Byron Katie has been lauded as one of the key figures in the human potential field. You might know her name through something she calls “The Work”. Both in book version and audio, Katie educates people on issues such as fear, health, relationships, money, the body, and more. In essence, she shows people how to free themselves. What I found most interesting, is her insights into the mind, which run parallel to leading edge research in cognitive neuroscience. You can find other books and “The Work” on the following website: thework.com.
“The Work” is a way to identify and question the thoughts that cause all the suffering in the world. It is a way to find peace within yourself, and with the world. If you keep an open mind, you can do this Work.

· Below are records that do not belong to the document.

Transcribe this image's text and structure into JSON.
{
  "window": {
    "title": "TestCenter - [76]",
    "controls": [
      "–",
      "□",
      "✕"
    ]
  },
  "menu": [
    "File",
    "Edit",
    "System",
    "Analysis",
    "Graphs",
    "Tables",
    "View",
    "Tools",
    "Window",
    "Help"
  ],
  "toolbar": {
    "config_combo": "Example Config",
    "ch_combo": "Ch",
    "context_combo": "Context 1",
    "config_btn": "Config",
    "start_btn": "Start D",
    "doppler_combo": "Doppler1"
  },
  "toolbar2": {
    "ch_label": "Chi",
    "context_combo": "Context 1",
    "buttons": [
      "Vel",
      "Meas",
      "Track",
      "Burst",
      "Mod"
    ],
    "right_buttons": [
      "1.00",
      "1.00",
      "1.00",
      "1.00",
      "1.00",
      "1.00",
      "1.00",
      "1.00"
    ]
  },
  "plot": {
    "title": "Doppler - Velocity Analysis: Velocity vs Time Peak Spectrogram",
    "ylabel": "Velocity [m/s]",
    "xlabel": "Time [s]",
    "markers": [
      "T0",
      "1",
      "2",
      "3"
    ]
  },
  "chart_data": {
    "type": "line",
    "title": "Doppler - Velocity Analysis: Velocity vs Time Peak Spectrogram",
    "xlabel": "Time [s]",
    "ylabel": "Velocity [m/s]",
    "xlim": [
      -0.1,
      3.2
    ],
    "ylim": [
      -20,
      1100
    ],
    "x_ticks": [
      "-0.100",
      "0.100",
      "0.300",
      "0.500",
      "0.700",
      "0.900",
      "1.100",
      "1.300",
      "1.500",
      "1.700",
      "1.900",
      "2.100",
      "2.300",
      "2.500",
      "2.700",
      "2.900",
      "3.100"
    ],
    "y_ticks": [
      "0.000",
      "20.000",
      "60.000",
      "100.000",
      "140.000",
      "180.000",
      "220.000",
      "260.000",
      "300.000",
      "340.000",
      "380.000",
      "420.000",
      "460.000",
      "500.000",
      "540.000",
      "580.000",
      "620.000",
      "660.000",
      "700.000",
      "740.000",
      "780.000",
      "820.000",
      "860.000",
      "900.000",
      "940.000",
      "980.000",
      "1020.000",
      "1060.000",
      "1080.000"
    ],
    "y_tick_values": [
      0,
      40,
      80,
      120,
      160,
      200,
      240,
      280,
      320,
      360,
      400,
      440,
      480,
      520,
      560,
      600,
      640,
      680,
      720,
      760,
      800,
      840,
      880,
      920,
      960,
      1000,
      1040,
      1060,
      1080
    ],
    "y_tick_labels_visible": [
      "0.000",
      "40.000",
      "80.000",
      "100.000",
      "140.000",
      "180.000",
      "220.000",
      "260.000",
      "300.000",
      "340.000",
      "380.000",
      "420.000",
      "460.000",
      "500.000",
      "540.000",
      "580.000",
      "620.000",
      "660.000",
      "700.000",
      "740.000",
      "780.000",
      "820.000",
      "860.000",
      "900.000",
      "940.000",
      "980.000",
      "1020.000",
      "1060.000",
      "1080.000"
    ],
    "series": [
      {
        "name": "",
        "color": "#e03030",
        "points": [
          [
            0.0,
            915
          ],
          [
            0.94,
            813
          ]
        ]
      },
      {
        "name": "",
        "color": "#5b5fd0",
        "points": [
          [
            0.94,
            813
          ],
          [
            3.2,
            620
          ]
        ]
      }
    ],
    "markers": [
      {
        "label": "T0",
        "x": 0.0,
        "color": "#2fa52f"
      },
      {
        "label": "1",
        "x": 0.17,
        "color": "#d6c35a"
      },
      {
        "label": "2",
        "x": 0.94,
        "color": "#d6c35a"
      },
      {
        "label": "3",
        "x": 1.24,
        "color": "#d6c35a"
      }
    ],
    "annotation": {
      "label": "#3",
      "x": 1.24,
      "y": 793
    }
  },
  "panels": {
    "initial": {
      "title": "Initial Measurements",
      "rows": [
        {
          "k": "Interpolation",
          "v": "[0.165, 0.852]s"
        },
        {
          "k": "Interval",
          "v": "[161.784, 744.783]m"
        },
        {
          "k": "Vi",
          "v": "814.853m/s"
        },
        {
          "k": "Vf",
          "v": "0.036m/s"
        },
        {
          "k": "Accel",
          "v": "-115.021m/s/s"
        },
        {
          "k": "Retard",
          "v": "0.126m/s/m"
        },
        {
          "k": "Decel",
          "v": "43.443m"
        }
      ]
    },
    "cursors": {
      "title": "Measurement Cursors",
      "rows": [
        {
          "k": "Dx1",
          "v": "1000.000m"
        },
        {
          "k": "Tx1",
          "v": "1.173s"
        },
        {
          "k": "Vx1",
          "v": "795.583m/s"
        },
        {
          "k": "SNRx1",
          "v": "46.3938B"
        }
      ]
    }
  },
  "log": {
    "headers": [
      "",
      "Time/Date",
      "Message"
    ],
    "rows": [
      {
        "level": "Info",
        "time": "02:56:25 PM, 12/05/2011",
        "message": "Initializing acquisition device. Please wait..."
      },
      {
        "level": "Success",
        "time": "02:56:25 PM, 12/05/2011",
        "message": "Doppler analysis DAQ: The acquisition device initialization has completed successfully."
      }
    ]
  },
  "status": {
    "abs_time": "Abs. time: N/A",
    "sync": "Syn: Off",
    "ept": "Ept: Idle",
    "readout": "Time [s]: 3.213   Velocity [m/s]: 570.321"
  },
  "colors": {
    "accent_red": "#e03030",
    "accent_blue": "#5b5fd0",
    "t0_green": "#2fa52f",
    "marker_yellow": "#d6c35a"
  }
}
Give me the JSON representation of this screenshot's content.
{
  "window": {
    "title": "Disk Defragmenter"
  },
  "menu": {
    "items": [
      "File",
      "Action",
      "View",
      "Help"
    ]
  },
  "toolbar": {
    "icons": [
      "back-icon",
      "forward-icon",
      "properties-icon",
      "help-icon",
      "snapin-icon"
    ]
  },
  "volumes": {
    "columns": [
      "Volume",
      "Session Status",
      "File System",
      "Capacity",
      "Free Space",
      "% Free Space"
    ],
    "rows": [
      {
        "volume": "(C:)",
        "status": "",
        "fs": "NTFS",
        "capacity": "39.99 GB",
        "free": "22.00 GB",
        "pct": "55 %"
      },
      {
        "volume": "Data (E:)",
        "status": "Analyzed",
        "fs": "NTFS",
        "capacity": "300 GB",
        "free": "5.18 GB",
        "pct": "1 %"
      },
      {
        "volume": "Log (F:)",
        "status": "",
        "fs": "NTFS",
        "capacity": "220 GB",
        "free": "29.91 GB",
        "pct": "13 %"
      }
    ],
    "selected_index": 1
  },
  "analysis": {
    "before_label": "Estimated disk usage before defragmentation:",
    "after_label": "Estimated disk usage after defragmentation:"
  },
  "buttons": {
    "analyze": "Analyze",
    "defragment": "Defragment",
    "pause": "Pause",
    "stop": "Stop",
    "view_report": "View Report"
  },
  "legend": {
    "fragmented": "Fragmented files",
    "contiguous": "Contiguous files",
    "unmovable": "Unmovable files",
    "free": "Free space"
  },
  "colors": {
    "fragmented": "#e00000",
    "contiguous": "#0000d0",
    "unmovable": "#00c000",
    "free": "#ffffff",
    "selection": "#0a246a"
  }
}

Katie comes from the perspective that the only time we suffer is when we believe a thought which argues with what actually is. She suggests that, “if you want reality to be different than it is, you might as well try to teach a cat to bark.” Furthermore, she states, “Wanting reality to be different than it is is hopeless.”
Okay, I presume that makes sense to most of us, but then there are those who may argue that it would be disempowering to stop an argument with reality. If one simply accepts reality, one will become passive. A person may even lose the desire to act. Her response makes sense. “Can you really know that that’s true? Which is more empowering? I wish I hadn’t lost my job or I lost my job; what intelligent solutions can I come up with.”
Bottom line: What you think shouldn’t have happened…..should have happened. It should have happened because it did happen and no thinking in the world can change that. Remember we create our reality in the present moment, and when we can see things without resistance and without confusion, and take ownership of our creation, the confusion of our inner struggle will disappear.
No one wants to be in a car accident, or lose their home in a fire but when these things happen, how can it be helpful to mentally argue with them? It hurts more when you argue with reality because it just adds more tension and frustration. “When we stop opposing reality,” she says, “action becomes simple, fluid, kind, and fearless.” Give it a think!